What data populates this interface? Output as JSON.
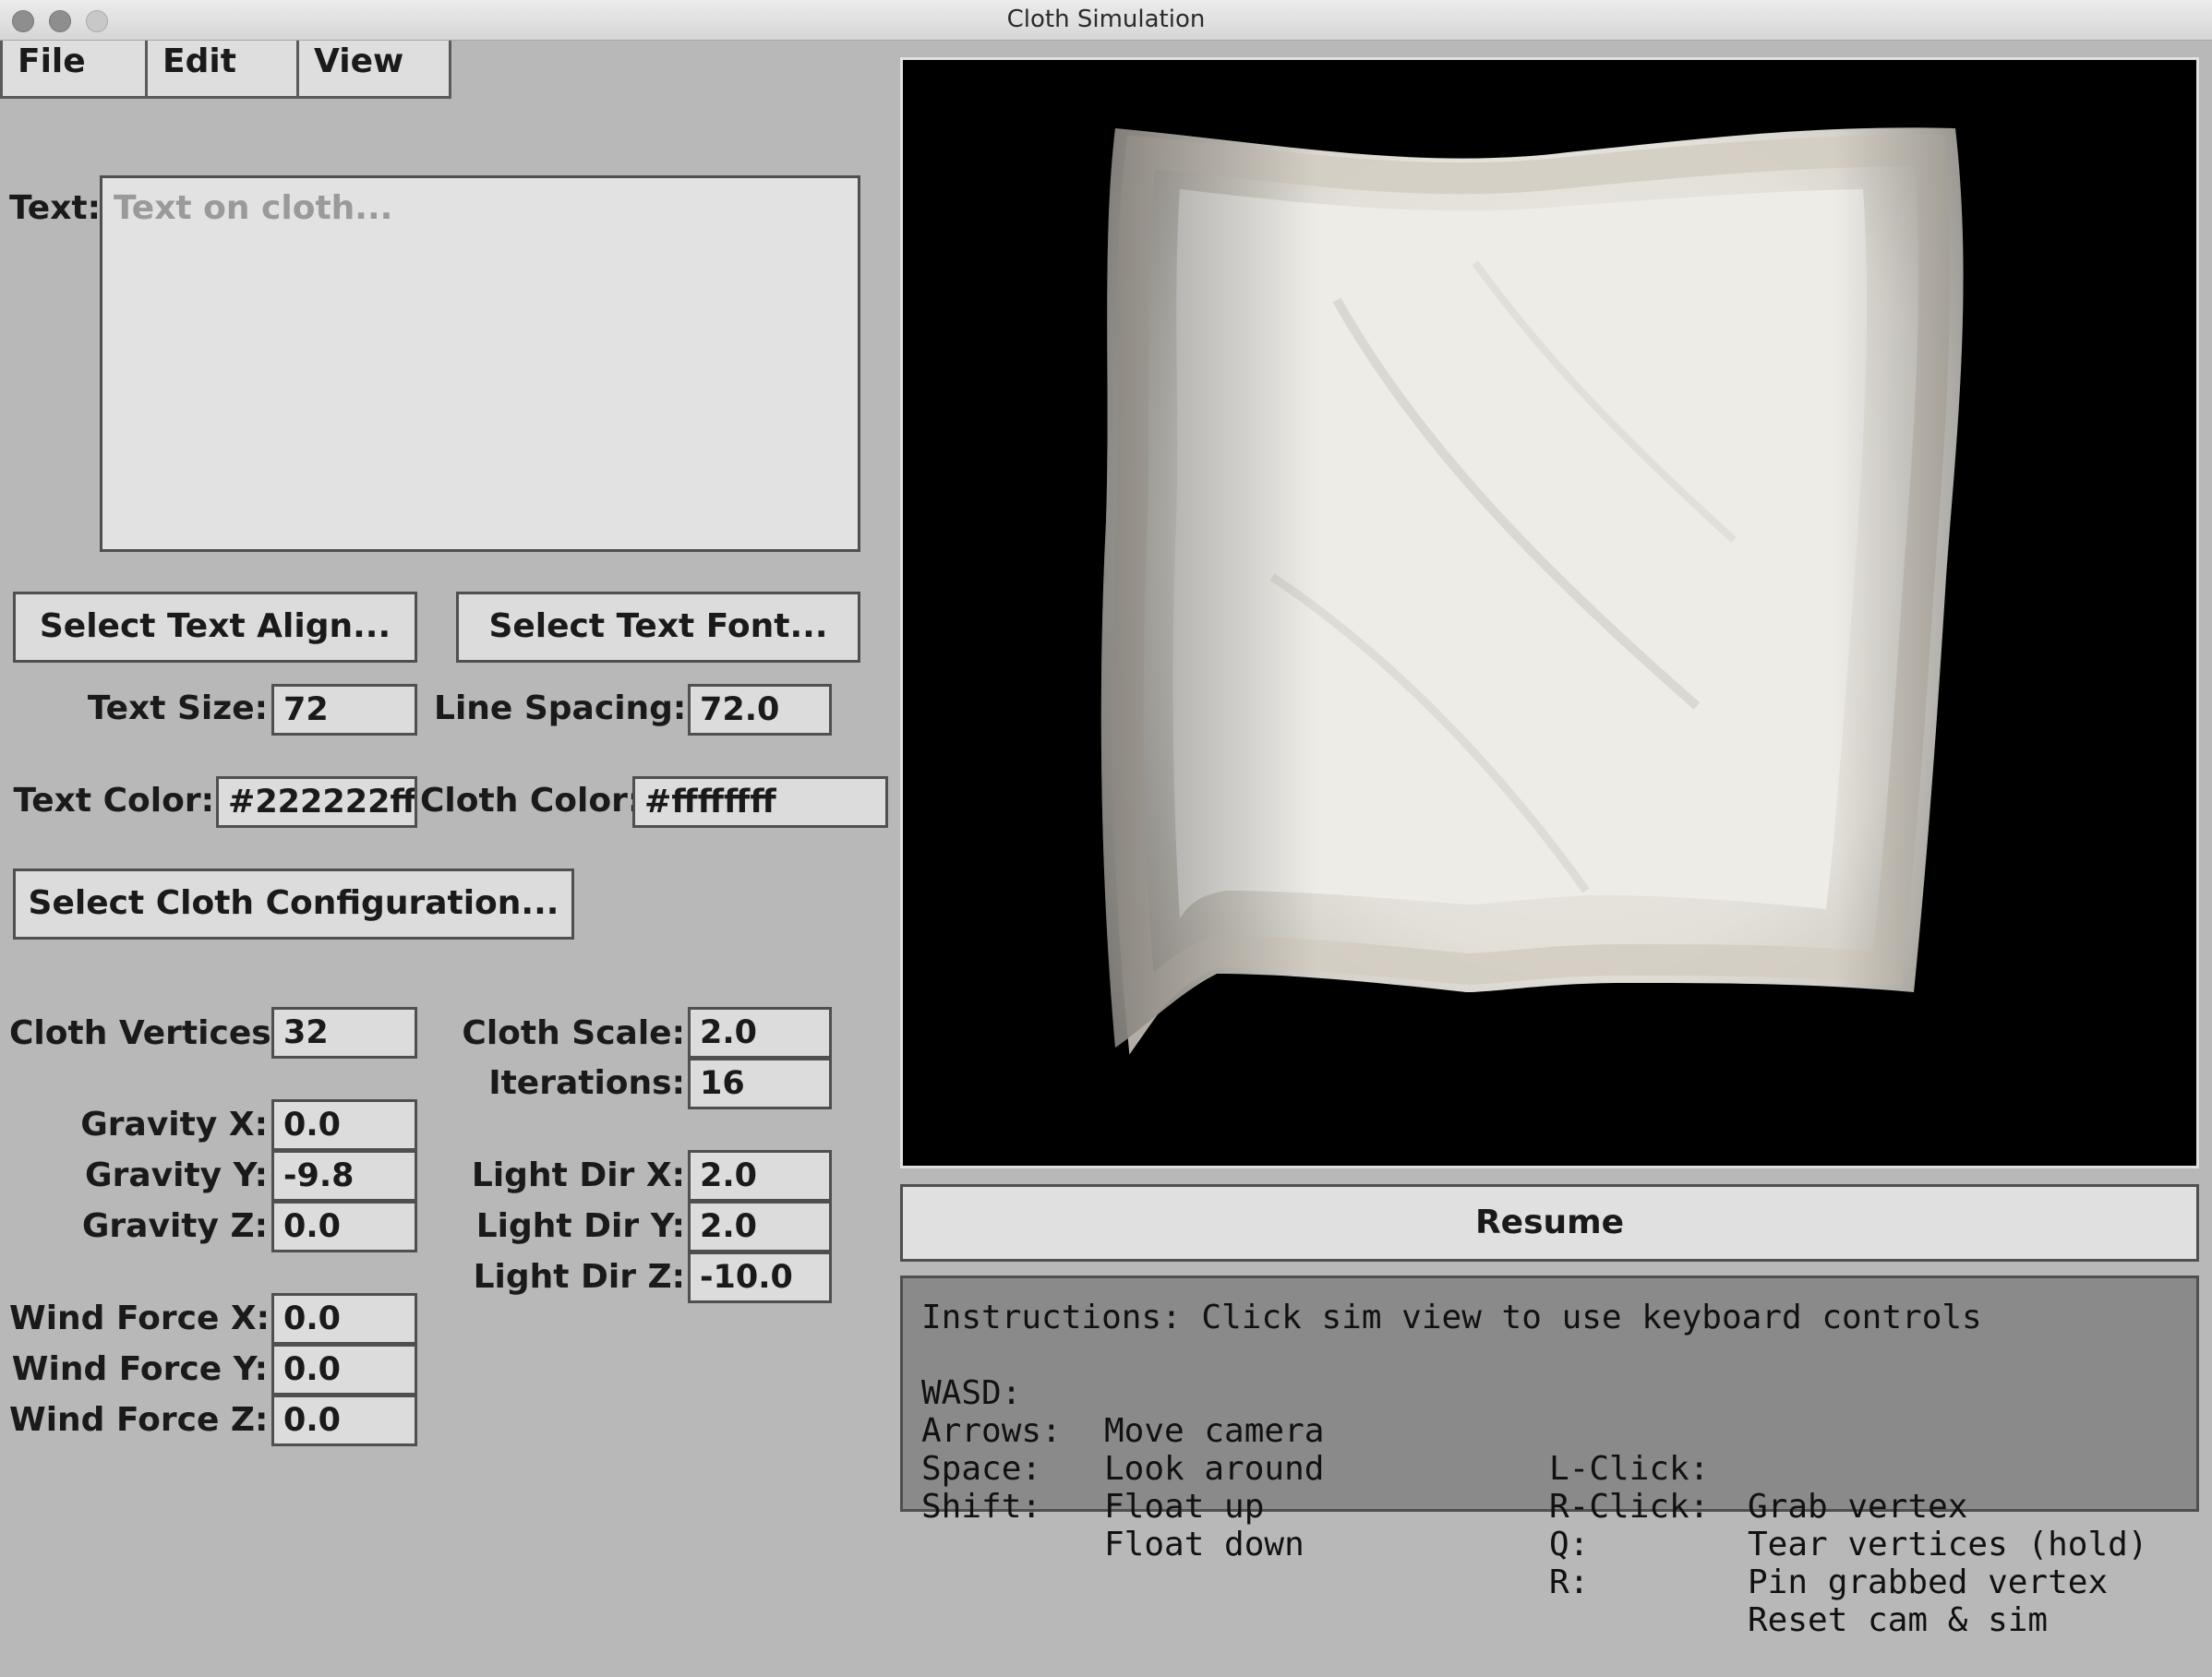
{
  "window": {
    "title": "Cloth Simulation"
  },
  "menu": {
    "file": "File",
    "edit": "Edit",
    "view": "View"
  },
  "text_input": {
    "label": "Text:",
    "placeholder": "Text on cloth..."
  },
  "buttons": {
    "select_text_align": "Select Text Align...",
    "select_text_font": "Select Text Font...",
    "select_cloth_configuration": "Select Cloth Configuration...",
    "resume": "Resume"
  },
  "fields": {
    "text_size": {
      "label": "Text Size:",
      "value": "72"
    },
    "line_spacing": {
      "label": "Line Spacing:",
      "value": "72.0"
    },
    "text_color": {
      "label": "Text Color:",
      "value": "#222222ff"
    },
    "cloth_color": {
      "label": "Cloth Color:",
      "value": "#ffffffff"
    },
    "cloth_vertices": {
      "label": "Cloth Vertices:",
      "value": "32"
    },
    "cloth_scale": {
      "label": "Cloth Scale:",
      "value": "2.0"
    },
    "iterations": {
      "label": "Iterations:",
      "value": "16"
    },
    "gravity_x": {
      "label": "Gravity X:",
      "value": "0.0"
    },
    "gravity_y": {
      "label": "Gravity Y:",
      "value": "-9.8"
    },
    "gravity_z": {
      "label": "Gravity Z:",
      "value": "0.0"
    },
    "light_dir_x": {
      "label": "Light Dir X:",
      "value": "2.0"
    },
    "light_dir_y": {
      "label": "Light Dir Y:",
      "value": "2.0"
    },
    "light_dir_z": {
      "label": "Light Dir Z:",
      "value": "-10.0"
    },
    "wind_force_x": {
      "label": "Wind Force X:",
      "value": "0.0"
    },
    "wind_force_y": {
      "label": "Wind Force Y:",
      "value": "0.0"
    },
    "wind_force_z": {
      "label": "Wind Force Z:",
      "value": "0.0"
    }
  },
  "instructions": {
    "header": "Instructions: Click sim view to use keyboard controls",
    "rows": [
      {
        "key": "WASD:",
        "action": "Move camera",
        "key2": "L-Click:",
        "action2": "Grab vertex"
      },
      {
        "key": "Arrows:",
        "action": "Look around",
        "key2": "R-Click:",
        "action2": "Tear vertices (hold)"
      },
      {
        "key": "Space:",
        "action": "Float up",
        "key2": "Q:",
        "action2": "Pin grabbed vertex"
      },
      {
        "key": "Shift:",
        "action": "Float down",
        "key2": "R:",
        "action2": "Reset cam & sim"
      }
    ]
  },
  "colors": {
    "panel_bg": "#b8b8b8",
    "sim_bg": "#000000",
    "cloth": "#e9e7e1",
    "cloth_border": "#d6d1c6"
  },
  "icons": [
    "close-icon",
    "minimize-icon",
    "zoom-icon"
  ]
}
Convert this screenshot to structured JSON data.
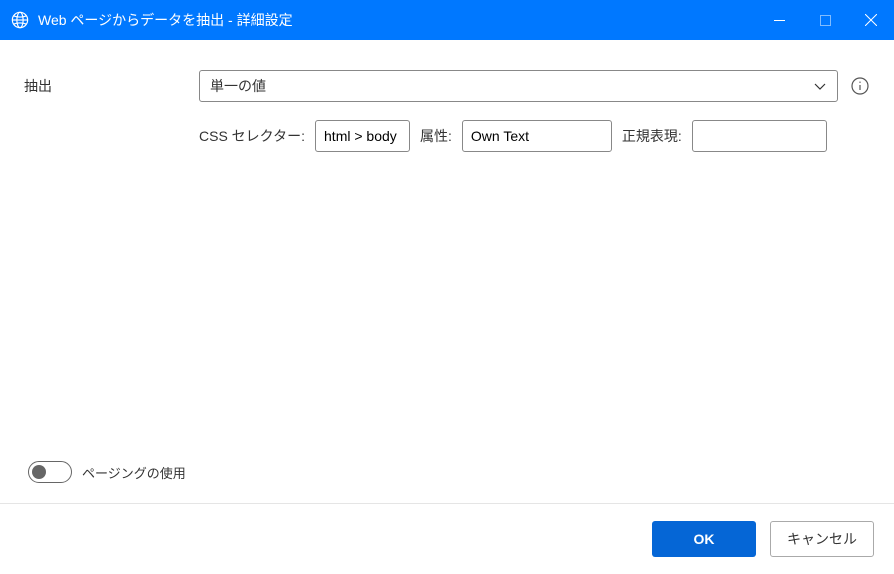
{
  "titlebar": {
    "title": "Web ページからデータを抽出 - 詳細設定"
  },
  "form": {
    "extract_label": "抽出",
    "extract_select": {
      "value": "単一の値"
    },
    "css_label": "CSS セレクター:",
    "css_value": "html > body",
    "attr_label": "属性:",
    "attr_value": "Own Text",
    "regex_label": "正規表現:",
    "regex_value": ""
  },
  "paging": {
    "label": "ページングの使用",
    "enabled": false
  },
  "buttons": {
    "ok": "OK",
    "cancel": "キャンセル"
  }
}
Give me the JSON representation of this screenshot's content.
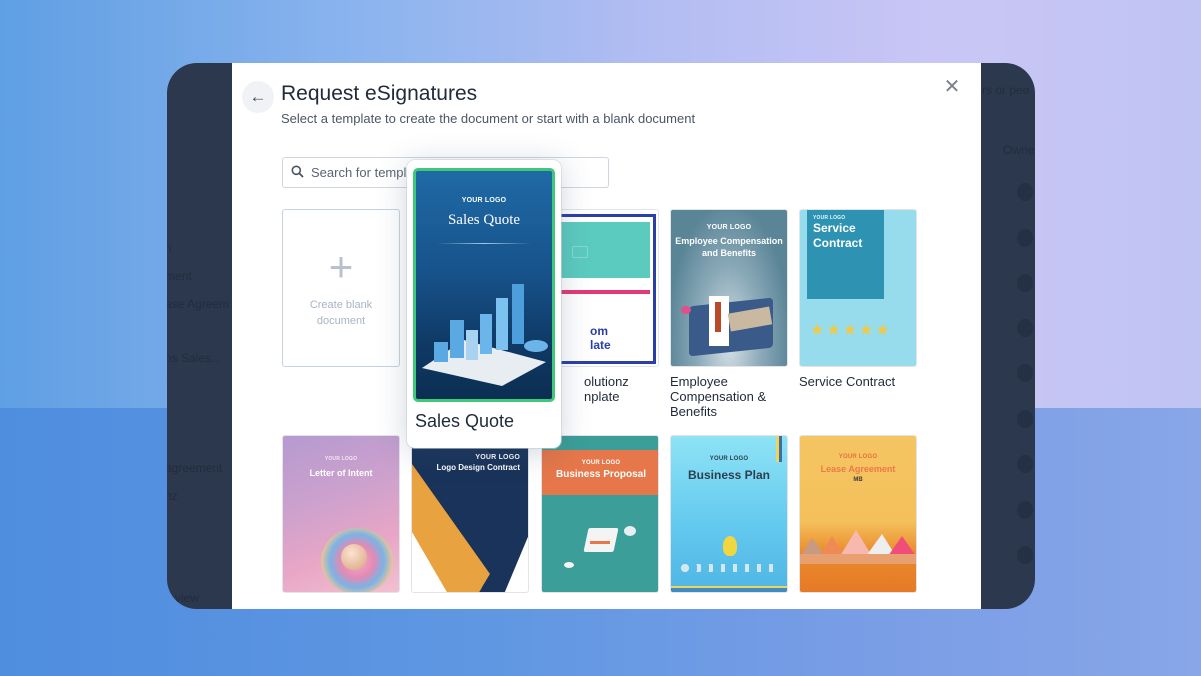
{
  "background_app": {
    "left_fragments": [
      "n",
      "ment",
      "ase Agreem",
      "ns Sales...",
      "agreement",
      "nz",
      "n view"
    ],
    "right_fragments": [
      "rs or peo",
      "Owne"
    ],
    "avatar_count": 9
  },
  "modal": {
    "back_icon": "arrow-left-icon",
    "title": "Request eSignatures",
    "subtitle": "Select a template to create the document or start with a blank document",
    "close_icon": "close-icon",
    "search": {
      "icon": "search-icon",
      "placeholder": "Search for templates",
      "value": ""
    },
    "blank_card": {
      "icon": "plus-icon",
      "line1": "Create blank",
      "line2": "document"
    },
    "templates": [
      {
        "name": "Solutionz Custom Template",
        "visible_label_1": "olutionz",
        "visible_label_2": "nplate",
        "thumb_text_1": "om",
        "thumb_text_2": "late"
      },
      {
        "name": "Employee Compensation & Benefits",
        "label_1": "Employee",
        "label_2": "Compensation &",
        "label_3": "Benefits",
        "logo": "YOUR LOGO",
        "thumb_title_1": "Employee Compensation",
        "thumb_title_2": "and Benefits"
      },
      {
        "name": "Service Contract",
        "label": "Service Contract",
        "logo": "YOUR LOGO",
        "thumb_title_1": "Service",
        "thumb_title_2": "Contract",
        "stars": 5
      },
      {
        "name": "Letter of Intent",
        "logo": "YOUR LOGO",
        "thumb_title": "Letter of Intent"
      },
      {
        "name": "Logo Design Contract",
        "logo": "YOUR LOGO",
        "thumb_title": "Logo Design Contract"
      },
      {
        "name": "Business Proposal",
        "logo": "YOUR LOGO",
        "thumb_title": "Business Proposal"
      },
      {
        "name": "Business Plan",
        "logo": "YOUR LOGO",
        "thumb_title": "Business Plan"
      },
      {
        "name": "Lease Agreement",
        "logo": "YOUR LOGO",
        "thumb_title": "Lease Agreement",
        "thumb_sub": "MB"
      }
    ],
    "hover_preview": {
      "name": "Sales Quote",
      "logo": "YOUR LOGO",
      "thumb_title": "Sales Quote",
      "label": "Sales Quote",
      "highlight_color": "#3fc77a"
    }
  }
}
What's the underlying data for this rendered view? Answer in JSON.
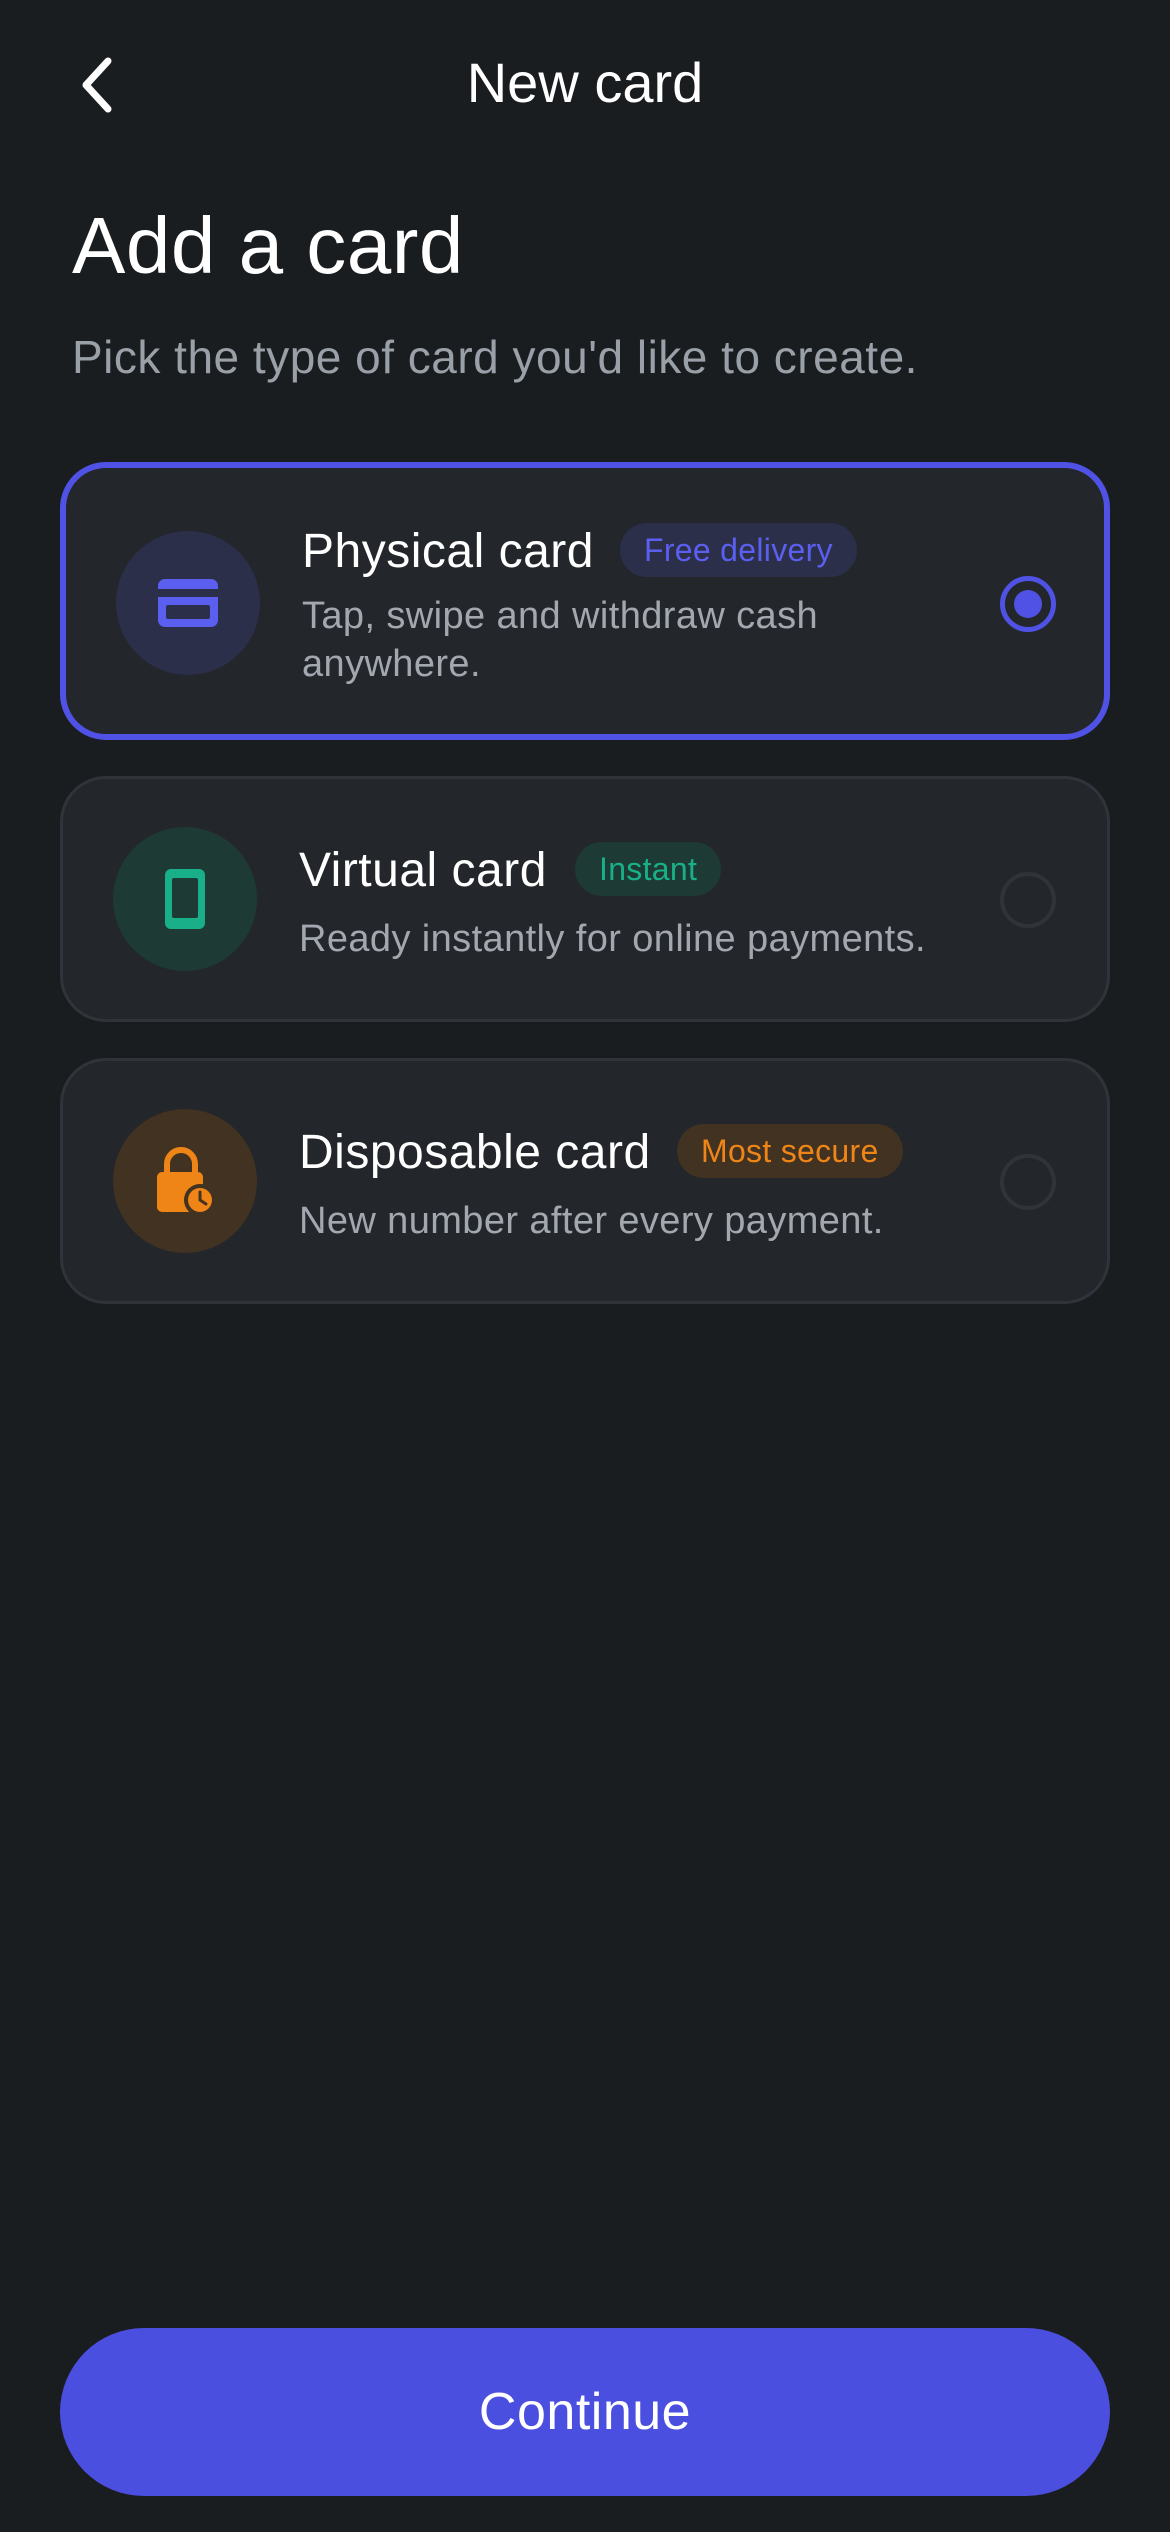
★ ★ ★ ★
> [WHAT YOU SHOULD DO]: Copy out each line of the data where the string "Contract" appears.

> [SOLUTION TO THIS EXERCISE]:
        "name": "Service Contract",
        "label": "Service Contract",
        "thumb_title_2": "Contract",
        "name": "Logo Design Contract",
        "thumb_title": "Logo Design Contract"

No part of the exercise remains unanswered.